Nefrologia (Engl Ed). 2019 Jul-Aug;39(4):343-354. doi: 10.1016/j.nefro.2018.10.005. Epub 2019 Feb 5.
[Article in English, Spanish]


Diet composition has long been known to influence acid-base balance by providing acid or base precursors. In general, foods rich in protein, such as meat, cheese, eggs, and others, increase the production of acid in the body, whereas fruit and vegetables increase alkalis. The capacity of acid or base production of any food is called potential renal acid load (PRAL). Diets high in PRAL induce a low-grade metabolic acidosis state, which is associated with the development of metabolic alterations such as insulin resistance, diabetes, hypertension, chronic kidney disease, bone disorders, low muscle mass and other complications.
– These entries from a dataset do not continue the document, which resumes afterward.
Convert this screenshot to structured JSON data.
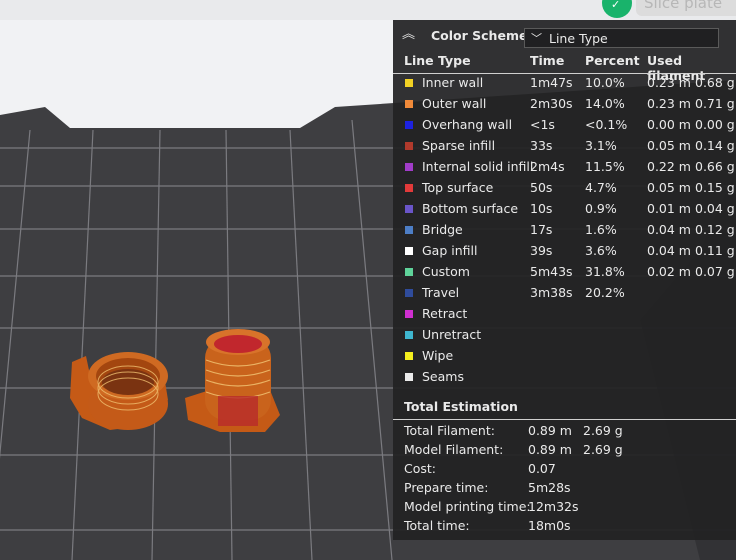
{
  "slice_button": "Slice plate",
  "legend": {
    "collapse_icon": "chevron-up-double-icon",
    "scheme_label": "Color Scheme",
    "scheme_value": "Line Type",
    "headers": {
      "type": "Line Type",
      "time": "Time",
      "percent": "Percent",
      "filament": "Used filament"
    },
    "rows": [
      {
        "color": "#f2d124",
        "name": "Inner wall",
        "time": "1m47s",
        "percent": "10.0%",
        "length": "0.23 m",
        "weight": "0.68 g"
      },
      {
        "color": "#f08a3a",
        "name": "Outer wall",
        "time": "2m30s",
        "percent": "14.0%",
        "length": "0.23 m",
        "weight": "0.71 g"
      },
      {
        "color": "#1d22e0",
        "name": "Overhang wall",
        "time": "<1s",
        "percent": "<0.1%",
        "length": "0.00 m",
        "weight": "0.00 g"
      },
      {
        "color": "#b13a2c",
        "name": "Sparse infill",
        "time": "33s",
        "percent": "3.1%",
        "length": "0.05 m",
        "weight": "0.14 g"
      },
      {
        "color": "#a13cc9",
        "name": "Internal solid infill",
        "time": "2m4s",
        "percent": "11.5%",
        "length": "0.22 m",
        "weight": "0.66 g"
      },
      {
        "color": "#e23a3a",
        "name": "Top surface",
        "time": "50s",
        "percent": "4.7%",
        "length": "0.05 m",
        "weight": "0.15 g"
      },
      {
        "color": "#6a55c9",
        "name": "Bottom surface",
        "time": "10s",
        "percent": "0.9%",
        "length": "0.01 m",
        "weight": "0.04 g"
      },
      {
        "color": "#4d7ec6",
        "name": "Bridge",
        "time": "17s",
        "percent": "1.6%",
        "length": "0.04 m",
        "weight": "0.12 g"
      },
      {
        "color": "#ffffff",
        "name": "Gap infill",
        "time": "39s",
        "percent": "3.6%",
        "length": "0.04 m",
        "weight": "0.11 g"
      },
      {
        "color": "#5fd39a",
        "name": "Custom",
        "time": "5m43s",
        "percent": "31.8%",
        "length": "0.02 m",
        "weight": "0.07 g"
      },
      {
        "color": "#2f4c9c",
        "name": "Travel",
        "time": "3m38s",
        "percent": "20.2%",
        "length": "",
        "weight": ""
      },
      {
        "color": "#cf2fd0",
        "name": "Retract",
        "time": "",
        "percent": "",
        "length": "",
        "weight": ""
      },
      {
        "color": "#3fb6cf",
        "name": "Unretract",
        "time": "",
        "percent": "",
        "length": "",
        "weight": ""
      },
      {
        "color": "#f5ef1e",
        "name": "Wipe",
        "time": "",
        "percent": "",
        "length": "",
        "weight": ""
      },
      {
        "color": "#ebebeb",
        "name": "Seams",
        "time": "",
        "percent": "",
        "length": "",
        "weight": ""
      }
    ]
  },
  "total": {
    "title": "Total Estimation",
    "rows": [
      {
        "key": "Total Filament:",
        "v1": "0.89 m",
        "v2": "2.69 g"
      },
      {
        "key": "Model Filament:",
        "v1": "0.89 m",
        "v2": "2.69 g"
      },
      {
        "key": "Cost:",
        "v1": "0.07",
        "v2": ""
      },
      {
        "key": "Prepare time:",
        "v1": "5m28s",
        "v2": ""
      },
      {
        "key": "Model printing time:",
        "v1": "12m32s",
        "v2": ""
      },
      {
        "key": "Total time:",
        "v1": "18m0s",
        "v2": ""
      }
    ]
  }
}
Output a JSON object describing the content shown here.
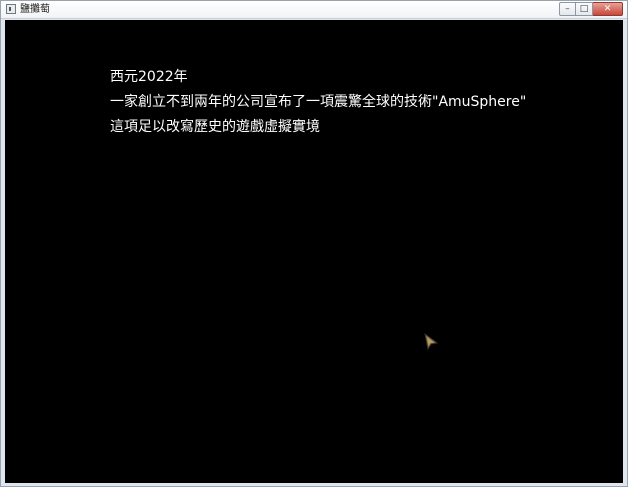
{
  "window": {
    "title": "鹽攤萄",
    "controls": {
      "minimize": "–",
      "maximize": "□",
      "close": "✕"
    }
  },
  "story": {
    "lines": [
      "西元2022年",
      "一家創立不到兩年的公司宣布了一項震驚全球的技術\"AmuSphere\"",
      "這項足以改寫歷史的遊戲虛擬實境"
    ]
  },
  "cursor": {
    "icon": "advance-arrow-cursor-icon"
  },
  "colors": {
    "background": "#000000",
    "text": "#ffffff",
    "cursor": "#7a6a4a"
  }
}
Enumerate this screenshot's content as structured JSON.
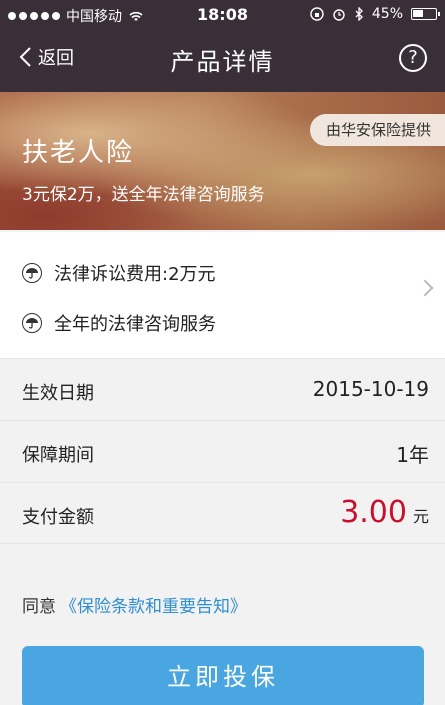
{
  "status": {
    "carrier": "中国移动",
    "time": "18:08",
    "battery": "45%"
  },
  "nav": {
    "back_label": "返回",
    "title": "产品详情",
    "help_icon": "?"
  },
  "banner": {
    "provider": "由华安保险提供",
    "name": "扶老人险",
    "desc": "3元保2万，送全年法律咨询服务"
  },
  "coverage": [
    "法律诉讼费用:2万元",
    "全年的法律咨询服务"
  ],
  "info": {
    "effective_label": "生效日期",
    "effective_value": "2015-10-19",
    "period_label": "保障期间",
    "period_value": "1年",
    "payment_label": "支付金额",
    "payment_value": "3.00",
    "payment_unit": "元"
  },
  "agree": {
    "prefix": "同意",
    "link": "《保险条款和重要告知》"
  },
  "cta": {
    "label": "立即投保"
  },
  "colors": {
    "accent": "#4aa6e0",
    "price": "#c8102e",
    "link": "#2f8fd0"
  }
}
The aim of this paper is to review the available evidence which evaluates the association of the PRAL of the diet with the incidence of chronic diseases and metabolic disorders, as well as related mechanisms involved in their development.

Keywords: Acidosis metabólica; Carga ácida potencial renal; Intervención nutricional; Metabolic acidosis; Net endogenous acid production; Nutritional intervention; Potential renal acid load; Producción neta de ácido; Proteins; Proteínas.

Publication types

  • Review

MeSH terms

  • Acid-Base Equilibrium*
  • Diet* / adverse effects
  • Humans
  • Kidney / metabolism*